Content starts

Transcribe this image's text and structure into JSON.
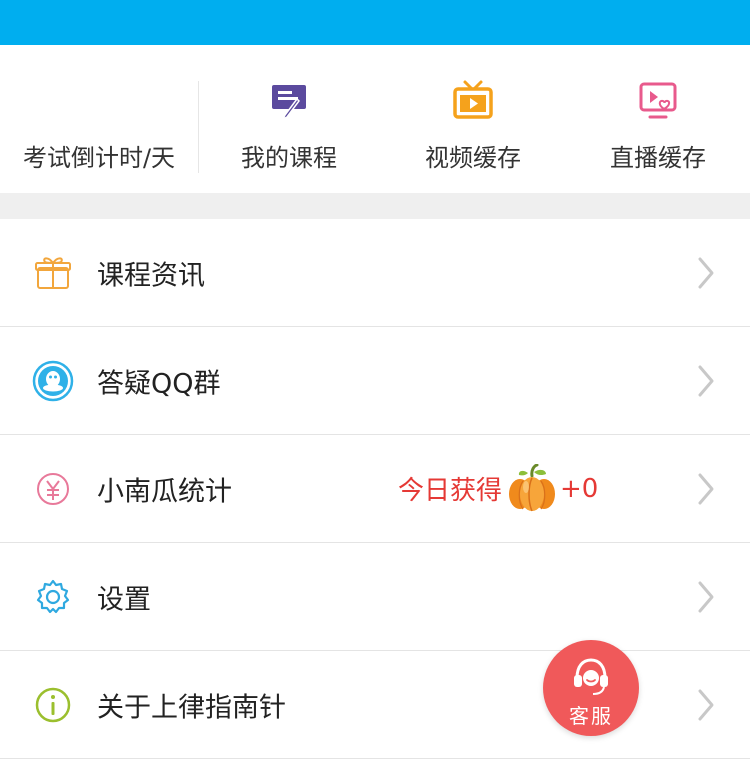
{
  "colors": {
    "status_bar": "#00aeef",
    "accent_red": "#e53935",
    "service_button": "#f0595a"
  },
  "top_nav": {
    "countdown_label": "考试倒计时/天",
    "items": [
      {
        "label": "我的课程",
        "icon": "course-icon"
      },
      {
        "label": "视频缓存",
        "icon": "tv-icon"
      },
      {
        "label": "直播缓存",
        "icon": "live-screen-icon"
      }
    ]
  },
  "menu": {
    "items": [
      {
        "label": "课程资讯",
        "icon": "gift-icon"
      },
      {
        "label": "答疑QQ群",
        "icon": "qq-penguin-icon"
      },
      {
        "label": "小南瓜统计",
        "icon": "yen-coin-icon",
        "extra_text": "今日获得",
        "extra_value": "+0"
      },
      {
        "label": "设置",
        "icon": "gear-icon"
      },
      {
        "label": "关于上律指南针",
        "icon": "info-icon"
      }
    ]
  },
  "service_button": {
    "label": "客服",
    "icon": "headset-icon"
  }
}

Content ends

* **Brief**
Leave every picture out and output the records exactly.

* **Task answer**
Transcribe this image's text and structure into JSON.
{
  "colors": {
    "status_bar": "#00aeef",
    "accent_red": "#e53935",
    "service_button": "#f0595a"
  },
  "top_nav": {
    "countdown_label": "考试倒计时/天",
    "items": [
      {
        "label": "我的课程",
        "icon": "course-icon"
      },
      {
        "label": "视频缓存",
        "icon": "tv-icon"
      },
      {
        "label": "直播缓存",
        "icon": "live-screen-icon"
      }
    ]
  },
  "menu": {
    "items": [
      {
        "label": "课程资讯",
        "icon": "gift-icon"
      },
      {
        "label": "答疑QQ群",
        "icon": "qq-penguin-icon"
      },
      {
        "label": "小南瓜统计",
        "icon": "yen-coin-icon",
        "extra_text": "今日获得",
        "extra_value": "+0"
      },
      {
        "label": "设置",
        "icon": "gear-icon"
      },
      {
        "label": "关于上律指南针",
        "icon": "info-icon"
      }
    ]
  },
  "service_button": {
    "label": "客服",
    "icon": "headset-icon"
  }
}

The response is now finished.